In order to define your ISE policy for wired endpoints you need to start the discovery phase on a smaller scale. It is best to select a number of switches that should be representative for the whole estate. The approach to select those switches would vary but should include the following:


  • various switch models
  • different types of endpoints connected to the switches
  • software versions if applicable


Once you start your implementation on those switches you will receive a great deal of information about the devices connected to your network. This Proof of Concept will allow you to test the solution on a smaller scale and make sure it all works as expected. You will also uncover any potential software defects that may determine the best software version for the mass rollout. In the end of this POC phase you should have a much better understanding on how you need to structure your future policies. It is extremely likely you will have more than one configuration template that may include multi-domain or multi-auth options.


Draft your wired security policy during POC and adjust it throughout the project


Just imagine skipping this crucial POC stage and attempting a mass rollout of Monitor Mode everywhere. ISE will be flooded with hundreds or thousands of new authentications and it would be extremely difficult to work with a large number of endpoints to define precise security policies. Any problems with the original template would have to be re-implemented across the estate. As long as POC devices provide a representative snapshot of your environment you may find the following mix of endpoints:


  • Wireless Access Points
  • Workstations and Laptops
  • Wired Phones
  • CCTV cameras
  • Printers
  • Barcode Scanners
  • Sensors
  • Access Control
  • Etc


Those endpoints could authenticate to the network with wired 802.1x or the switch could use MAB as a mechanism to authenticate them. For any devices that require MAB it is critical to purchase ISE Plus licensing that allows automatic endpoint profiling. All endpoint profiles can be further abstracted into logical groups that in turn would be used in your Authorization rules. Your corporate policy may require 2-factor authentication for  laptops and workstations. This means that a wired 802.1x supplicant rollout and configuration will run in parallel if not already implemented. You can draft your policy during the POC stage and later adjust it in the mass rollout as required. Over time, you should see all legitimate endpoints and users hitting specific rules inside a specific policy set. The goal is to make sure nothing hits default catch-all rule. This is because at the end of the project it should deny any traffic and the switches should enforce it.


Implementing wired authentication on your LAN is a great step towards SD-Access

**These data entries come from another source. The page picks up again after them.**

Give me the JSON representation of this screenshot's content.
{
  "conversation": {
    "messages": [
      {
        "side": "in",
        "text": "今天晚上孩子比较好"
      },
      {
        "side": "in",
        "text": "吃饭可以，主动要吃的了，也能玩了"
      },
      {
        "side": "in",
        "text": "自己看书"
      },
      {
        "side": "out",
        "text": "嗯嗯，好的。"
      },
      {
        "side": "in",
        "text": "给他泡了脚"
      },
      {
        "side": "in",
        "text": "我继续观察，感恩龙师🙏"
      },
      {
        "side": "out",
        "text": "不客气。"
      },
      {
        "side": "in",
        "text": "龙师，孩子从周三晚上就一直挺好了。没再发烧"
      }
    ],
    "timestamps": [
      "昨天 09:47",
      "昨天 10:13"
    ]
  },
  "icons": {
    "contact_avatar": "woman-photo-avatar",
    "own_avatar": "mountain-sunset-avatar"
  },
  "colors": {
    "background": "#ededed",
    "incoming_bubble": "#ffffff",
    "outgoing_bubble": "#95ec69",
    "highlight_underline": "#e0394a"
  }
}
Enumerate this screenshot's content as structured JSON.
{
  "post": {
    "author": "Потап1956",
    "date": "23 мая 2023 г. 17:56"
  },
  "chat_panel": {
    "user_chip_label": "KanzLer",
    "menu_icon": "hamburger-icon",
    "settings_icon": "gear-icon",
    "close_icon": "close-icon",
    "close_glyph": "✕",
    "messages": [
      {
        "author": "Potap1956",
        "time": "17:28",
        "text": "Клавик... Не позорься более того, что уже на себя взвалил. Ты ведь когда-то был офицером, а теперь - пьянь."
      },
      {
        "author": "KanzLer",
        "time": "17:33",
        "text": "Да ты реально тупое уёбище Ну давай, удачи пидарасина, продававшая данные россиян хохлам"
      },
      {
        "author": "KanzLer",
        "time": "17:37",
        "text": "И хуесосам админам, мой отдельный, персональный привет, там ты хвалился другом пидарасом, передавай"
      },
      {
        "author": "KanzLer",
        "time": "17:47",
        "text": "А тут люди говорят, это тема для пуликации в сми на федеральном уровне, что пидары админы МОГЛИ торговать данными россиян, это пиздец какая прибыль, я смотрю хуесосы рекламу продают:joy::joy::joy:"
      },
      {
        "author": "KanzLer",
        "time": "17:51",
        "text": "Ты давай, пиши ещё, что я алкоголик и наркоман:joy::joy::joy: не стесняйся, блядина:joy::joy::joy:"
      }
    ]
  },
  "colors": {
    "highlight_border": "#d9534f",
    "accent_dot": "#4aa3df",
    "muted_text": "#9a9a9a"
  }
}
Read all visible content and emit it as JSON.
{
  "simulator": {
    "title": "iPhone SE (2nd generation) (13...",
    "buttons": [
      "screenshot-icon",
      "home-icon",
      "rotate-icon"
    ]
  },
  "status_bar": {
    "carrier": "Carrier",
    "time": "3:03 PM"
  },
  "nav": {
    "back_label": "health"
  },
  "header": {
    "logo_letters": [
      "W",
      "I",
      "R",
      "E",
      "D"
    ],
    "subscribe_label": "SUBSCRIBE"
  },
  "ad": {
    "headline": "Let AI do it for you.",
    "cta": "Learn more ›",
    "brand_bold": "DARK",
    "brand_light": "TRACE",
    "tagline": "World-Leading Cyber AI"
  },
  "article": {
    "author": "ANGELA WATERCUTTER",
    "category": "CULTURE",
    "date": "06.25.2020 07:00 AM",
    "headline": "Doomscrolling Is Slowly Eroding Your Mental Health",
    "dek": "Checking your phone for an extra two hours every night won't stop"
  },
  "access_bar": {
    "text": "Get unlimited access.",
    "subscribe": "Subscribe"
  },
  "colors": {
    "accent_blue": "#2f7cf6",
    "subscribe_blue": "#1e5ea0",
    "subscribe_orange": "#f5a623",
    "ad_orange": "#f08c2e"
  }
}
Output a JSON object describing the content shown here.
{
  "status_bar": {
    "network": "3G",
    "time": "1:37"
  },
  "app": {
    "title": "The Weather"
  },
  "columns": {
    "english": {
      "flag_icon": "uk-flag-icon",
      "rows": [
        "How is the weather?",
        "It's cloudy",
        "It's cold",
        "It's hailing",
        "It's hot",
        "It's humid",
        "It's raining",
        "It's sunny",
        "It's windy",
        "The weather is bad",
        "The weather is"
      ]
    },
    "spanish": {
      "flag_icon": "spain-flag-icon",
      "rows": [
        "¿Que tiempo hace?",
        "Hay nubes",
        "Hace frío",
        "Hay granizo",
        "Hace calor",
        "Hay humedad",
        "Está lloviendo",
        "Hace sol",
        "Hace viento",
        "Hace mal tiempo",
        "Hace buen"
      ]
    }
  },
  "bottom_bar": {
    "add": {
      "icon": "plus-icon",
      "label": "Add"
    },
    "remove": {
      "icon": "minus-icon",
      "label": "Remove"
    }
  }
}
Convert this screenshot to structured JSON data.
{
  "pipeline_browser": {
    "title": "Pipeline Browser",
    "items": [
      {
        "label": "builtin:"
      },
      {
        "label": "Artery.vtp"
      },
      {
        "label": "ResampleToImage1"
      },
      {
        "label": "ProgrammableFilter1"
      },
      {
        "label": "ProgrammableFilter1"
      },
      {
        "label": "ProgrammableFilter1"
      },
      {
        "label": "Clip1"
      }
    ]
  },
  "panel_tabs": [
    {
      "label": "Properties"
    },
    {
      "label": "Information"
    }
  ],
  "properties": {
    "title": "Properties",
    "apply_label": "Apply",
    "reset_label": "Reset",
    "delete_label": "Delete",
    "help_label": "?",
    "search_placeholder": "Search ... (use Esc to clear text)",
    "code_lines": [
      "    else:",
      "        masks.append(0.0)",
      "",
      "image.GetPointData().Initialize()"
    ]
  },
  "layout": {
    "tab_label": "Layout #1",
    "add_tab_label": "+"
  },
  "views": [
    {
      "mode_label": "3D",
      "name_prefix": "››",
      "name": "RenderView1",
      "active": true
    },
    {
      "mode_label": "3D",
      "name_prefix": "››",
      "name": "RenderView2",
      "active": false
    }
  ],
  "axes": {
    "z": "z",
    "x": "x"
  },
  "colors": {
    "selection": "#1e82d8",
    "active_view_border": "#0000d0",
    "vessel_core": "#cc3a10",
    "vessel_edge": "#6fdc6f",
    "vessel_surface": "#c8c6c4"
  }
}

Many organizations planning to implement SD-Access will at face the challenge of identifying the endpoints connecting to their LAN. There are some fundamental differences in policy enforcement between the traditional wired authentication described here and SD-Access. In traditional networking the access switch allows, denies or restricts access for each endpoint based on the ISE authentication result. In Software Defined Access it works differently because ISE provides Scalable Group Tags (SGTs) based on authentication result. Those SGTs are used to enforce the policy in the dataplane based on a connectivity matrix that is also defined on ISE and passed to the edge nodes. Bottom line is that you need to authenticate your endpoints in order to provide the correct SGT in any SD-Access design. Starting reconnaissance and implementing a traditional wired authentication on your LAN today will bring you one step closer to the future SDA dream.